» **Problem**: The data should be written out in full, exactly as it stands, and the pictures dropped.

——

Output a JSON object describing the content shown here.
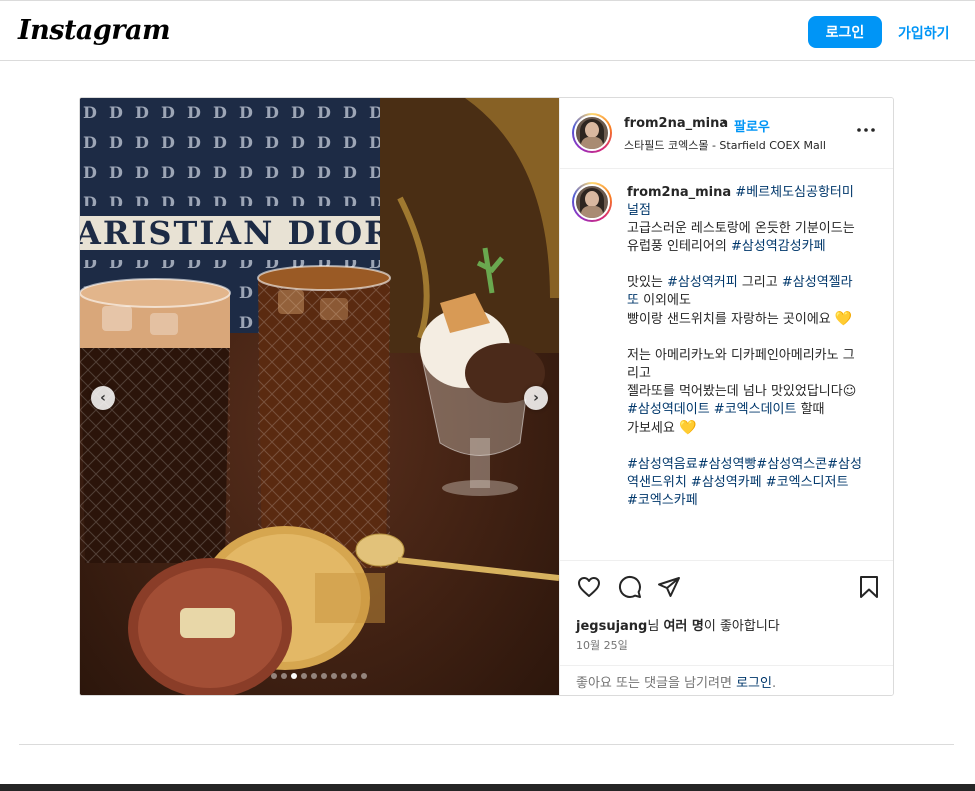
{
  "header": {
    "logo": "Instagram",
    "login_label": "로그인",
    "signup_label": "가입하기"
  },
  "post": {
    "username": "from2na_mina",
    "separator": "•",
    "follow_label": "팔로우",
    "location": "스타필드 코엑스몰 - Starfield COEX Mall",
    "caption": {
      "username": "from2na_mina",
      "l1_tag": "#베르체도심공항터미널점",
      "l2": "고급스러운 레스토랑에 온듯한 기분이드는",
      "l3_text": "유럽풍 인테리어의 ",
      "l3_tag": "#삼성역감성카페",
      "l5_text_a": "맛있는 ",
      "l5_tag_a": "#삼성역커피",
      "l5_text_b": " 그리고 ",
      "l5_tag_b": "#삼성역젤라또",
      "l5_text_c": " 이외에도",
      "l6": "빵이랑 샌드위치를 자랑하는 곳이에요",
      "l6_emoji": "💛",
      "l8": "저는 아메리카노와 디카페인아메리카노 그리고",
      "l9": "젤라또를 먹어봤는데 넘나 맛있었답니다☺︎",
      "l10_tag_a": "#삼성역데이트",
      "l10_tag_b": "#코엑스데이트",
      "l10_text": " 할때",
      "l11": "가보세요 ",
      "l11_emoji": "💛",
      "l13_tags": "#삼성역음료#삼성역빵#삼성역스콘#삼성역샌드위치 #삼성역카페 #코엑스디저트 #코엑스카페"
    },
    "likes_user": "jegsujang",
    "likes_suffix_1": "님 ",
    "likes_bold": "여러 명",
    "likes_suffix_2": "이 좋아합니다",
    "date": "10월 25일",
    "comment_prompt": "좋아요 또는 댓글을 남기려면 ",
    "comment_login": "로그인",
    "comment_period": ".",
    "carousel": {
      "total": 10,
      "active_index": 2
    }
  },
  "icons": {
    "more": "more-horizontal-icon",
    "like": "heart-icon",
    "comment": "comment-icon",
    "share": "paper-plane-icon",
    "save": "bookmark-icon",
    "prev": "chevron-left-icon",
    "next": "chevron-right-icon"
  },
  "colors": {
    "accent": "#0095f6",
    "hashtag": "#00376b",
    "text": "#262626",
    "muted": "#737373",
    "border": "#dbdbdb"
  }
}
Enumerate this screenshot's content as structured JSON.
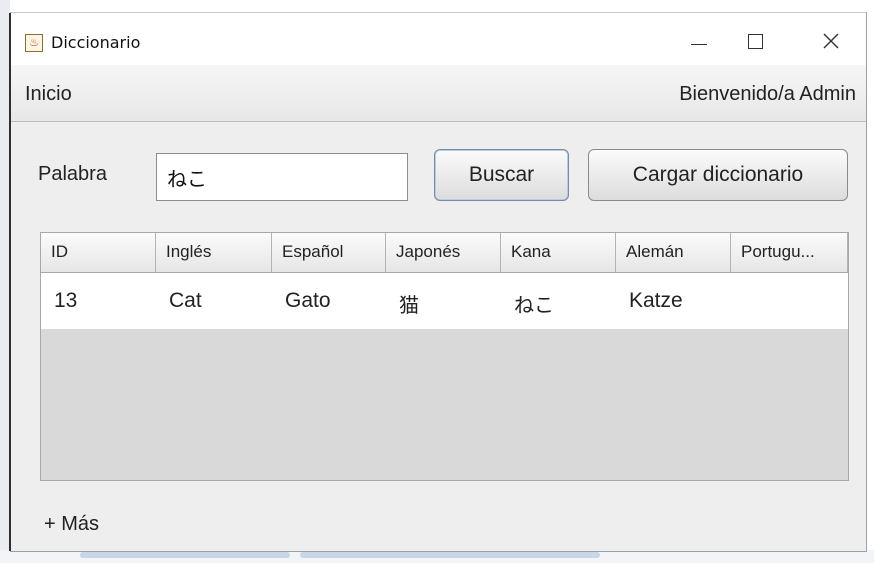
{
  "window": {
    "title": "Diccionario",
    "icon": "java-cup-icon"
  },
  "menubar": {
    "inicio": "Inicio",
    "welcome": "Bienvenido/a Admin"
  },
  "search": {
    "label": "Palabra",
    "value": "ねこ"
  },
  "buttons": {
    "buscar": "Buscar",
    "cargar": "Cargar diccionario"
  },
  "table": {
    "columns": [
      "ID",
      "Inglés",
      "Español",
      "Japonés",
      "Kana",
      "Alemán",
      "Portugu..."
    ],
    "rows": [
      [
        "13",
        "Cat",
        "Gato",
        "猫",
        "ねこ",
        "Katze",
        ""
      ]
    ]
  },
  "more": "+ Más"
}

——

» **Task response**:
Output a JSON object describing the content shown here.
{
  "header": {
    "logo": "Instagram",
    "login_label": "로그인",
    "signup_label": "가입하기"
  },
  "post": {
    "username": "from2na_mina",
    "separator": "•",
    "follow_label": "팔로우",
    "location": "스타필드 코엑스몰 - Starfield COEX Mall",
    "caption": {
      "username": "from2na_mina",
      "l1_tag": "#베르체도심공항터미널점",
      "l2": "고급스러운 레스토랑에 온듯한 기분이드는",
      "l3_text": "유럽풍 인테리어의 ",
      "l3_tag": "#삼성역감성카페",
      "l5_text_a": "맛있는 ",
      "l5_tag_a": "#삼성역커피",
      "l5_text_b": " 그리고 ",
      "l5_tag_b": "#삼성역젤라또",
      "l5_text_c": " 이외에도",
      "l6": "빵이랑 샌드위치를 자랑하는 곳이에요",
      "l6_emoji": "💛",
      "l8": "저는 아메리카노와 디카페인아메리카노 그리고",
      "l9": "젤라또를 먹어봤는데 넘나 맛있었답니다☺︎",
      "l10_tag_a": "#삼성역데이트",
      "l10_tag_b": "#코엑스데이트",
      "l10_text": " 할때",
      "l11": "가보세요 ",
      "l11_emoji": "💛",
      "l13_tags": "#삼성역음료#삼성역빵#삼성역스콘#삼성역샌드위치 #삼성역카페 #코엑스디저트 #코엑스카페"
    },
    "likes_user": "jegsujang",
    "likes_suffix_1": "님 ",
    "likes_bold": "여러 명",
    "likes_suffix_2": "이 좋아합니다",
    "date": "10월 25일",
    "comment_prompt": "좋아요 또는 댓글을 남기려면 ",
    "comment_login": "로그인",
    "comment_period": ".",
    "carousel": {
      "total": 10,
      "active_index": 2
    }
  },
  "icons": {
    "more": "more-horizontal-icon",
    "like": "heart-icon",
    "comment": "comment-icon",
    "share": "paper-plane-icon",
    "save": "bookmark-icon",
    "prev": "chevron-left-icon",
    "next": "chevron-right-icon"
  },
  "colors": {
    "accent": "#0095f6",
    "hashtag": "#00376b",
    "text": "#262626",
    "muted": "#737373",
    "border": "#dbdbdb"
  }
}
Enumerate this screenshot's content as structured JSON.
{
  "window": {
    "title": "Diccionario",
    "icon": "java-cup-icon"
  },
  "menubar": {
    "inicio": "Inicio",
    "welcome": "Bienvenido/a Admin"
  },
  "search": {
    "label": "Palabra",
    "value": "ねこ"
  },
  "buttons": {
    "buscar": "Buscar",
    "cargar": "Cargar diccionario"
  },
  "table": {
    "columns": [
      "ID",
      "Inglés",
      "Español",
      "Japonés",
      "Kana",
      "Alemán",
      "Portugu..."
    ],
    "rows": [
      [
        "13",
        "Cat",
        "Gato",
        "猫",
        "ねこ",
        "Katze",
        ""
      ]
    ]
  },
  "more": "+ Más"
}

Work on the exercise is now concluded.